DME Treatment Options
Once you’ve been diagnosed with DME, there are three possible treatment paths:
Laser photocoagulation is based on directing a laser into the back of the eye and cauterizing blood vessels in the retinal tissue.
Laser was one of the first therapies used for DME before the anti-VEGF and corticosteroid drugs were approved to treat DME.
While laser photocoagulation is used less often than in the past, it can still be beneficial and is used mainly in addition to the drug therapies that are injected into the eye.
Vascular Endothelial Growth Factor (VEGF) inhibitor therapy (or anti-VEGF) is a class of drug that treats DME by targeting the protein VEGF.
These drugs are injected into the eye, typically on a monthly or every other month basis, in order to achieve the best results.
Two corticosteroid treatment options have been approved by the FDA to treat DME. An intravitreal steroid called dexamethasone is approved for DME. The ILUVIEN implant delivers a corticosteroid called fluocinolone acetonide (FAc).
Dexamethasone is delivered in an implant that releases corticosteroid over a few months.
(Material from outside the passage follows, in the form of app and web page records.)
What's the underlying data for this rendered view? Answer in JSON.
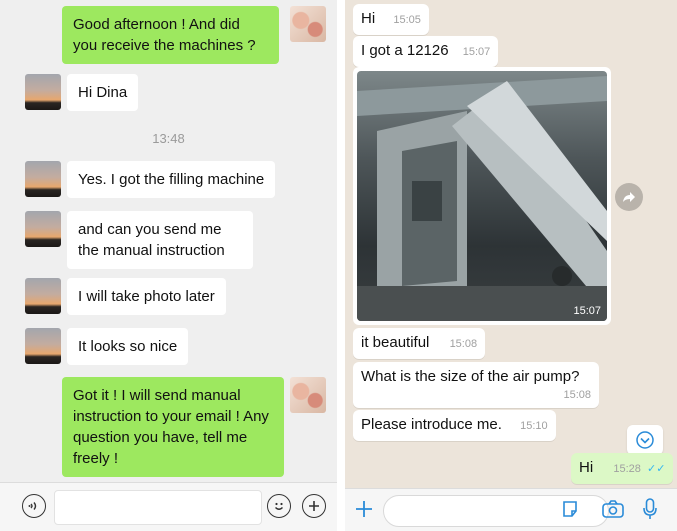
{
  "wechat": {
    "messages": [
      {
        "text": "Good afternoon ! And did you receive the machines ?"
      },
      {
        "text": "Hi Dina"
      },
      {
        "text": "Yes. I got the filling machine"
      },
      {
        "text": "and can you send me the manual instruction"
      },
      {
        "text": "I will take photo later"
      },
      {
        "text": "It looks so nice"
      },
      {
        "text": "Got it ! I will send manual instruction to your email ! Any question you have, tell me freely !"
      }
    ],
    "timestamp": "13:48",
    "bottom_bar": {
      "voice_icon": "voice-icon",
      "emoji_icon": "emoji-icon",
      "add_icon": "plus-icon"
    }
  },
  "whatsapp": {
    "messages": [
      {
        "text": "Hi",
        "time": "15:05"
      },
      {
        "text": "I got a 12126",
        "time": "15:07"
      },
      {
        "image_caption_time": "15:07"
      },
      {
        "text": "it beautiful",
        "time": "15:08"
      },
      {
        "text": "What is the size of the air pump?",
        "time": "15:08"
      },
      {
        "text": "Please introduce me.",
        "time": "15:10"
      },
      {
        "text": "Hi",
        "time": "15:28",
        "status": "read"
      }
    ],
    "bottom_bar": {
      "add_icon": "plus-icon",
      "sticker_icon": "sticker-icon",
      "camera_icon": "camera-icon",
      "mic_icon": "microphone-icon"
    },
    "colors": {
      "outgoing_bubble": "#dcf8c6",
      "tick": "#34b7f1",
      "accent": "#2a8bd8"
    }
  }
}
In clinical trials, the effect of dexamethasone on vision has been shown to peak at approximately 3 months, and it can diminish after that time.
The ILUVIEN microimplant is designed to release a very low dose of FAc to be released consistently and continuously for up to 3 years with a single injection through its unique CONTINUOUS MICRODOSINGTM delivery.